    The Denver-based company, which makes software that manages such business functions as financial accounting or manufacturing material flow for medium-size companies and divisions of large companies, announced yesterday that it posted another successful quarter.

    J.D. Edwards' reported profits of $18.1 million or 16 cents per share for the third quarter ended July 31, up 150 percent from the like quarter the previous year, when it reported profits of $7.2 million or 7 cents a share. Profits for the company's nine-month period were equally impressive, rising 156 percent from the previous year to $36.8 million or 34 cents per share, up from $14.4 million or 15 cents per share.

    Revenues for the third quarter were up 47 percent to $239.6 million, from $162.5 million reported for last year's like period. For the nine-month period, revenue was $626.8 million, 45 percent higher than the previous year's $431.2 million posted for the same period.

    Licensing revenue for the third quarter was up 66 percent to $98.1 million, and up 61 percent to $242.5 million for the comparable nine-month period. Services revenues for the quarter rose 37 percent to $141.5 million, up from the previous period's $384.3 million.

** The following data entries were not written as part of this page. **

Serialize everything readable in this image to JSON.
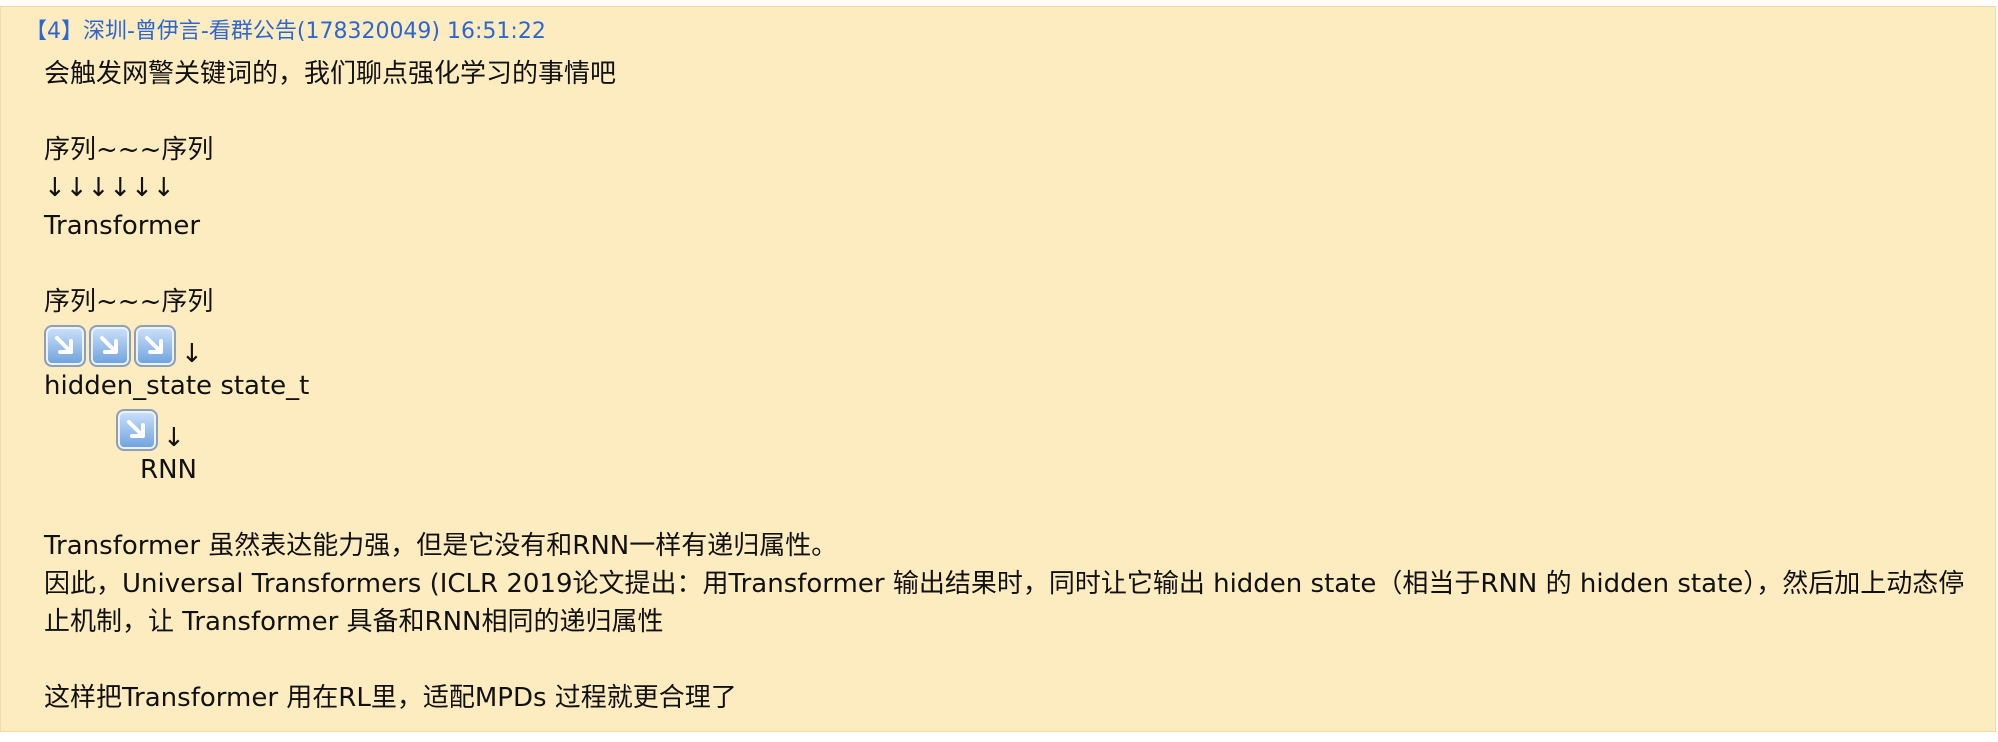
{
  "header": {
    "text": "【4】深圳-曾伊言-看群公告(178320049) 16:51:22"
  },
  "message": {
    "line1": "会触发网警关键词的，我们聊点强化学习的事情吧",
    "seq1": "序列~~~序列",
    "arrows_down": "↓↓↓↓↓↓",
    "transformer": "Transformer",
    "seq2": "序列~~~序列",
    "emoji_trailing_arrow": "↓",
    "hidden_state": "hidden_state state_t",
    "emoji2_trailing_arrow": "↓",
    "rnn": "RNN",
    "para1": "Transformer 虽然表达能力强，但是它没有和RNN一样有递归属性。",
    "para2": "因此，Universal Transformers (ICLR 2019论文提出：用Transformer 输出结果时，同时让它输出 hidden state（相当于RNN 的 hidden state），然后加上动态停止机制，让 Transformer 具备和RNN相同的递归属性",
    "para3": "这样把Transformer 用在RL里，适配MPDs 过程就更合理了"
  },
  "icons": {
    "emoji": "arrow-down-right-emoji-icon"
  },
  "colors": {
    "background": "#feecc1",
    "header_text": "#2d66cf",
    "body_text": "#111111"
  }
}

    J.D. Edwards' upside comes as its competitors have seen harder times. Most of its top competition posted dismal quarterly financial results earlier this week. Analysts say the enterprise software industry is feeling the pinch from too many players chasing too few deals, and from an increase in competition that has resulted from big players like SAP, Oracle, and PeopleSoft targeting smaller companies in an effort to generate new business.